Task brief » Please reproduce the data in full, exactly as it stands.

Extracted data »
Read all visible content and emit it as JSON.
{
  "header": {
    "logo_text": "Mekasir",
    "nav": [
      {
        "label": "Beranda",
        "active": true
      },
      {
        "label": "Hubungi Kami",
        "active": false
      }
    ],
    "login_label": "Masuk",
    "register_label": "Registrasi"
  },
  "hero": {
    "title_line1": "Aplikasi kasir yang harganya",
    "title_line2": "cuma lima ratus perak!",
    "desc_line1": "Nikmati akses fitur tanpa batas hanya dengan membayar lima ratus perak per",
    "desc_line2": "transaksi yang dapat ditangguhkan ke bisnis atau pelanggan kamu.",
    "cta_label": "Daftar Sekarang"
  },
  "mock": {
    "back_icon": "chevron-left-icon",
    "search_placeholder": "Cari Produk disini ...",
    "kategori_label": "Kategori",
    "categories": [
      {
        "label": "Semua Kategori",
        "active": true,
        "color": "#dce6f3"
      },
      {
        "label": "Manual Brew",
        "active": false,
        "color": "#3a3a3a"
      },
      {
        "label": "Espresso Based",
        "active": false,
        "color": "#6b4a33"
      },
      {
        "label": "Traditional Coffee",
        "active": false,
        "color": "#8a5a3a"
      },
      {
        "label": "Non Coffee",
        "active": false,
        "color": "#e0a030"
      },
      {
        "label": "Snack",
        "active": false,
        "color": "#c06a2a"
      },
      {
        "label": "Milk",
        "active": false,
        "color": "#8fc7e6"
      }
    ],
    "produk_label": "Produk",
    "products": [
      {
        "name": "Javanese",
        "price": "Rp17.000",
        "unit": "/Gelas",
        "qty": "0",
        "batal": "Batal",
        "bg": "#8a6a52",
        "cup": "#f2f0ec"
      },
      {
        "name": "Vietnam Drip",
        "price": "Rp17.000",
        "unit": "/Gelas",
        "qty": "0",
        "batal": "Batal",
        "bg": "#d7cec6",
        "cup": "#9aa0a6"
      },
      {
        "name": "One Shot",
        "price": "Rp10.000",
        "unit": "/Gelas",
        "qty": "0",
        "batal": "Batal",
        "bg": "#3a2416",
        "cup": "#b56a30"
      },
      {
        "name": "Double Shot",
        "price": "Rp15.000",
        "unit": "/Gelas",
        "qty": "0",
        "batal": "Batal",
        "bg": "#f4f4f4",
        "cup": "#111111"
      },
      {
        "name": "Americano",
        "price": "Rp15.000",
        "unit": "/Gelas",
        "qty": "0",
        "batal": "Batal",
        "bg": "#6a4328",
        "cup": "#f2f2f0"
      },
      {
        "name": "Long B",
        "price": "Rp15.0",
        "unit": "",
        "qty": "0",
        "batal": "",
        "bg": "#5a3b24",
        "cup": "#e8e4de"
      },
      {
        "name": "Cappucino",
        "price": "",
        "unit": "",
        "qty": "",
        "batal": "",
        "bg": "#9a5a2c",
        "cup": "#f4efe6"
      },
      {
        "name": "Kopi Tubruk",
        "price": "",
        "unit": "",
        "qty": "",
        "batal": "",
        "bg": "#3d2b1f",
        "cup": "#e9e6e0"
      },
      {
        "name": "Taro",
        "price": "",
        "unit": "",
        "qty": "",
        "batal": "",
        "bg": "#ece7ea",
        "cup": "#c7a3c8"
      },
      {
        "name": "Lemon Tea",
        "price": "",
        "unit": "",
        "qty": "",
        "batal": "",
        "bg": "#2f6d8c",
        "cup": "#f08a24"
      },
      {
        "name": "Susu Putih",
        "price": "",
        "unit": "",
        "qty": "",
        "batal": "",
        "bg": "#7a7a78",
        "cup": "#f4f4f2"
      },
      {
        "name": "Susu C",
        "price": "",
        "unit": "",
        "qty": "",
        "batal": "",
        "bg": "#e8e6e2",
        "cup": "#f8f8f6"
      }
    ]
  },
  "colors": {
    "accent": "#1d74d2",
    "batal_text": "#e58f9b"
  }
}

Reply »
Read all visible content and emit it as JSON.
{
  "header": {
    "logo_text": "Mekasir",
    "nav": [
      {
        "label": "Beranda",
        "active": true
      },
      {
        "label": "Hubungi Kami",
        "active": false
      }
    ],
    "login_label": "Masuk",
    "register_label": "Registrasi"
  },
  "hero": {
    "title_line1": "Aplikasi kasir yang harganya",
    "title_line2": "cuma lima ratus perak!",
    "desc_line1": "Nikmati akses fitur tanpa batas hanya dengan membayar lima ratus perak per",
    "desc_line2": "transaksi yang dapat ditangguhkan ke bisnis atau pelanggan kamu.",
    "cta_label": "Daftar Sekarang"
  },
  "mock": {
    "back_icon": "chevron-left-icon",
    "search_placeholder": "Cari Produk disini ...",
    "kategori_label": "Kategori",
    "categories": [
      {
        "label": "Semua Kategori",
        "active": true,
        "color": "#dce6f3"
      },
      {
        "label": "Manual Brew",
        "active": false,
        "color": "#3a3a3a"
      },
      {
        "label": "Espresso Based",
        "active": false,
        "color": "#6b4a33"
      },
      {
        "label": "Traditional Coffee",
        "active": false,
        "color": "#8a5a3a"
      },
      {
        "label": "Non Coffee",
        "active": false,
        "color": "#e0a030"
      },
      {
        "label": "Snack",
        "active": false,
        "color": "#c06a2a"
      },
      {
        "label": "Milk",
        "active": false,
        "color": "#8fc7e6"
      }
    ],
    "produk_label": "Produk",
    "products": [
      {
        "name": "Javanese",
        "price": "Rp17.000",
        "unit": "/Gelas",
        "qty": "0",
        "batal": "Batal",
        "bg": "#8a6a52",
        "cup": "#f2f0ec"
      },
      {
        "name": "Vietnam Drip",
        "price": "Rp17.000",
        "unit": "/Gelas",
        "qty": "0",
        "batal": "Batal",
        "bg": "#d7cec6",
        "cup": "#9aa0a6"
      },
      {
        "name": "One Shot",
        "price": "Rp10.000",
        "unit": "/Gelas",
        "qty": "0",
        "batal": "Batal",
        "bg": "#3a2416",
        "cup": "#b56a30"
      },
      {
        "name": "Double Shot",
        "price": "Rp15.000",
        "unit": "/Gelas",
        "qty": "0",
        "batal": "Batal",
        "bg": "#f4f4f4",
        "cup": "#111111"
      },
      {
        "name": "Americano",
        "price": "Rp15.000",
        "unit": "/Gelas",
        "qty": "0",
        "batal": "Batal",
        "bg": "#6a4328",
        "cup": "#f2f2f0"
      },
      {
        "name": "Long B",
        "price": "Rp15.0",
        "unit": "",
        "qty": "0",
        "batal": "",
        "bg": "#5a3b24",
        "cup": "#e8e4de"
      },
      {
        "name": "Cappucino",
        "price": "",
        "unit": "",
        "qty": "",
        "batal": "",
        "bg": "#9a5a2c",
        "cup": "#f4efe6"
      },
      {
        "name": "Kopi Tubruk",
        "price": "",
        "unit": "",
        "qty": "",
        "batal": "",
        "bg": "#3d2b1f",
        "cup": "#e9e6e0"
      },
      {
        "name": "Taro",
        "price": "",
        "unit": "",
        "qty": "",
        "batal": "",
        "bg": "#ece7ea",
        "cup": "#c7a3c8"
      },
      {
        "name": "Lemon Tea",
        "price": "",
        "unit": "",
        "qty": "",
        "batal": "",
        "bg": "#2f6d8c",
        "cup": "#f08a24"
      },
      {
        "name": "Susu Putih",
        "price": "",
        "unit": "",
        "qty": "",
        "batal": "",
        "bg": "#7a7a78",
        "cup": "#f4f4f2"
      },
      {
        "name": "Susu C",
        "price": "",
        "unit": "",
        "qty": "",
        "batal": "",
        "bg": "#e8e6e2",
        "cup": "#f8f8f6"
      }
    ]
  },
  "colors": {
    "accent": "#1d74d2",
    "batal_text": "#e58f9b"
  }
}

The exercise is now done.